Goal of the exercise: Pictures excluded, copy every record that follows exactly as it appears.

Data excerpts START

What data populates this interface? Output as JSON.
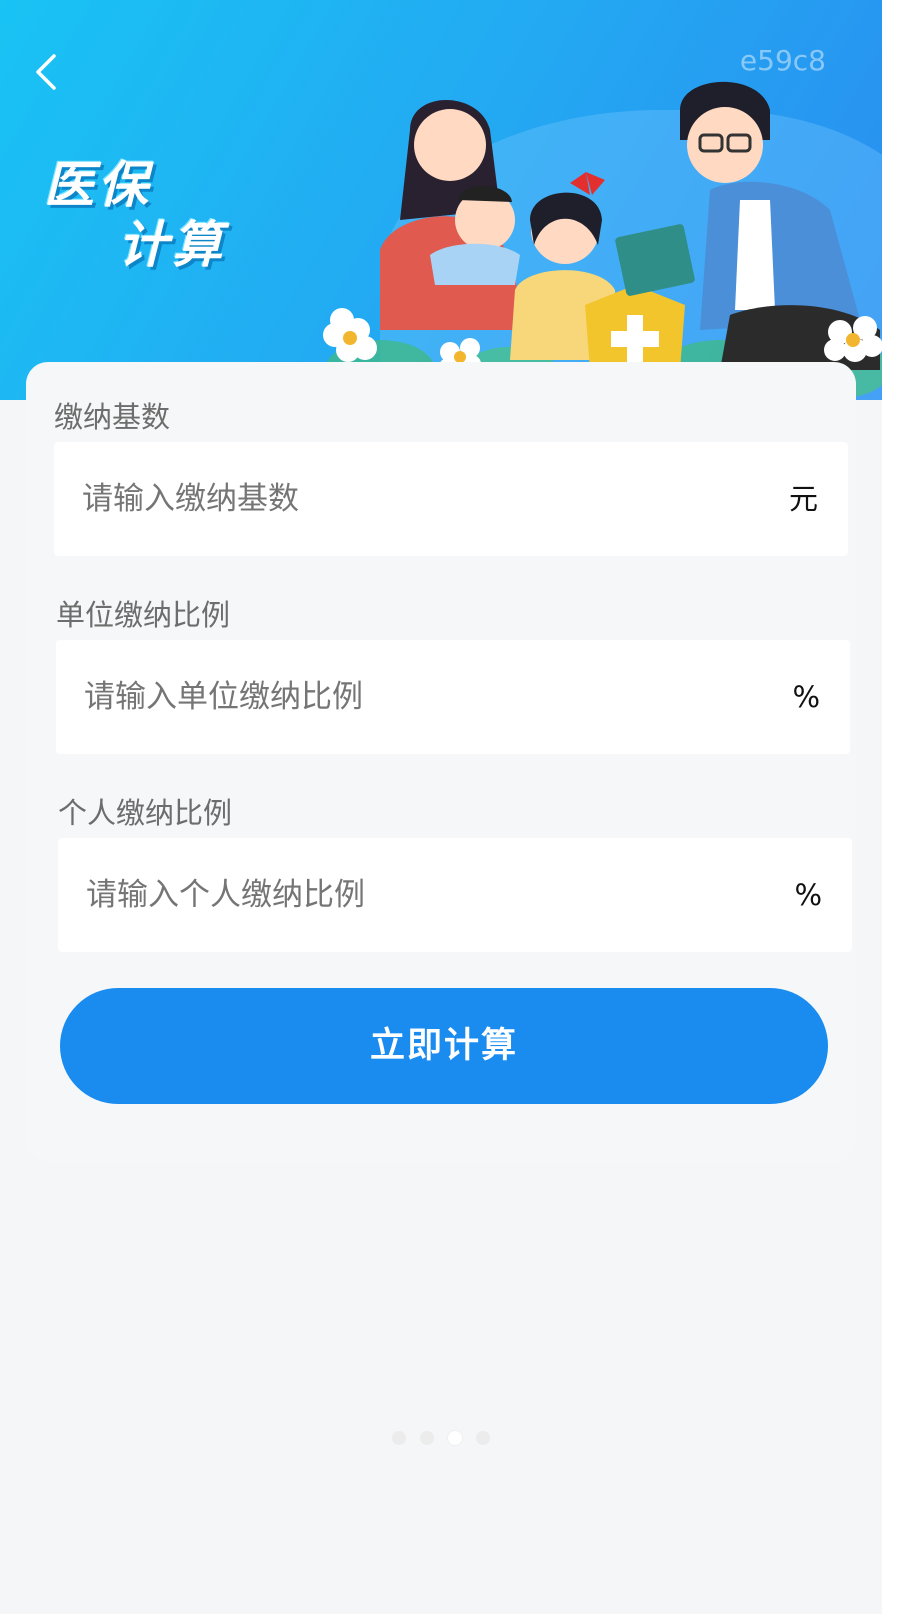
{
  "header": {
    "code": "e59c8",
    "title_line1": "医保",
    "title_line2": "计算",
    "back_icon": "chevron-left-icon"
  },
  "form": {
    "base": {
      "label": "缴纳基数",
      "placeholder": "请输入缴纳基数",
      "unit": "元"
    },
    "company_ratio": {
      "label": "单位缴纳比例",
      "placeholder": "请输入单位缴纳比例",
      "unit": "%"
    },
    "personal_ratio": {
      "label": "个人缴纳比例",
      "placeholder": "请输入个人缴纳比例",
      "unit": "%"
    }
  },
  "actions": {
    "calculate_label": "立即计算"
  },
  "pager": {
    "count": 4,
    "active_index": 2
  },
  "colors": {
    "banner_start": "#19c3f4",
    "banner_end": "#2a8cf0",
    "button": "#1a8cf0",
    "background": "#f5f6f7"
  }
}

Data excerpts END

Response area:
What data populates this interface? Output as JSON.
{
  "header": {
    "code": "e59c8",
    "title_line1": "医保",
    "title_line2": "计算",
    "back_icon": "chevron-left-icon"
  },
  "form": {
    "base": {
      "label": "缴纳基数",
      "placeholder": "请输入缴纳基数",
      "unit": "元"
    },
    "company_ratio": {
      "label": "单位缴纳比例",
      "placeholder": "请输入单位缴纳比例",
      "unit": "%"
    },
    "personal_ratio": {
      "label": "个人缴纳比例",
      "placeholder": "请输入个人缴纳比例",
      "unit": "%"
    }
  },
  "actions": {
    "calculate_label": "立即计算"
  },
  "pager": {
    "count": 4,
    "active_index": 2
  },
  "colors": {
    "banner_start": "#19c3f4",
    "banner_end": "#2a8cf0",
    "button": "#1a8cf0",
    "background": "#f5f6f7"
  }
}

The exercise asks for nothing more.